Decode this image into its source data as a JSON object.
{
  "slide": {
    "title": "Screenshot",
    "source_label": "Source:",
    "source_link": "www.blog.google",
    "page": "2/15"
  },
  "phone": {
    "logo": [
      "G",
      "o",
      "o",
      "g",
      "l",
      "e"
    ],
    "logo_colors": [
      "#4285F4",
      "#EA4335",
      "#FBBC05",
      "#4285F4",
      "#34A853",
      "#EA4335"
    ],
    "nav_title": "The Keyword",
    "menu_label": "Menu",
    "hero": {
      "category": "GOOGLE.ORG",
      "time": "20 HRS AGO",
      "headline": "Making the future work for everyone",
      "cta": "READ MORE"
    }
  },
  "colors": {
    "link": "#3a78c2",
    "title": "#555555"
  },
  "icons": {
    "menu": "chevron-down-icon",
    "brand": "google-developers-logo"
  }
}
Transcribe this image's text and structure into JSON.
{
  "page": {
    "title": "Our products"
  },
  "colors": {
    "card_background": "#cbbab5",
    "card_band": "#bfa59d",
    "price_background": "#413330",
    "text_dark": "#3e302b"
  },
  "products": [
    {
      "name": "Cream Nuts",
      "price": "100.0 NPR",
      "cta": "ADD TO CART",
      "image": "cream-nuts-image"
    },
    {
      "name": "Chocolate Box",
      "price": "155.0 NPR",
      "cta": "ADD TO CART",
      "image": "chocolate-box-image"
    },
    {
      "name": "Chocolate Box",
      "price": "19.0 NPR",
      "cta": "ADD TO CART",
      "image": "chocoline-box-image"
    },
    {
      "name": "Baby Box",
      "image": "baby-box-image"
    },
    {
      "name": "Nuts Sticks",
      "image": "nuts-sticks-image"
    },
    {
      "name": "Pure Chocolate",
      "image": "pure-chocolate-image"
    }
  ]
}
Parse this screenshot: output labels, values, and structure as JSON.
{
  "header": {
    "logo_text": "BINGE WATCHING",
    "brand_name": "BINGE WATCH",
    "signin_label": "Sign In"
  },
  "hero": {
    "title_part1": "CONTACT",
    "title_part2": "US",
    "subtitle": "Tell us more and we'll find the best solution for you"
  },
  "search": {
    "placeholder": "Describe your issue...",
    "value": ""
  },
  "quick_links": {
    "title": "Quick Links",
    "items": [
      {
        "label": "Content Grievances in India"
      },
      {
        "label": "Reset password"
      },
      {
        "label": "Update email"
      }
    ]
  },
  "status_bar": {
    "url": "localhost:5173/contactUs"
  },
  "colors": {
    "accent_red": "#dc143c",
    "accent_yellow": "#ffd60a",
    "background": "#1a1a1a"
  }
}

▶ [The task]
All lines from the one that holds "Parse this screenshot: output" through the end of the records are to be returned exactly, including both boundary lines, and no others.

▶ [Output below]
Parse this screenshot: output labels, values, and structure as JSON.
{
  "header": {
    "logo_text": "BINGE WATCHING",
    "brand_name": "BINGE WATCH",
    "signin_label": "Sign In"
  },
  "hero": {
    "title_part1": "CONTACT",
    "title_part2": "US",
    "subtitle": "Tell us more and we'll find the best solution for you"
  },
  "search": {
    "placeholder": "Describe your issue...",
    "value": ""
  },
  "quick_links": {
    "title": "Quick Links",
    "items": [
      {
        "label": "Content Grievances in India"
      },
      {
        "label": "Reset password"
      },
      {
        "label": "Update email"
      }
    ]
  },
  "status_bar": {
    "url": "localhost:5173/contactUs"
  },
  "colors": {
    "accent_red": "#dc143c",
    "accent_yellow": "#ffd60a",
    "background": "#1a1a1a"
  }
}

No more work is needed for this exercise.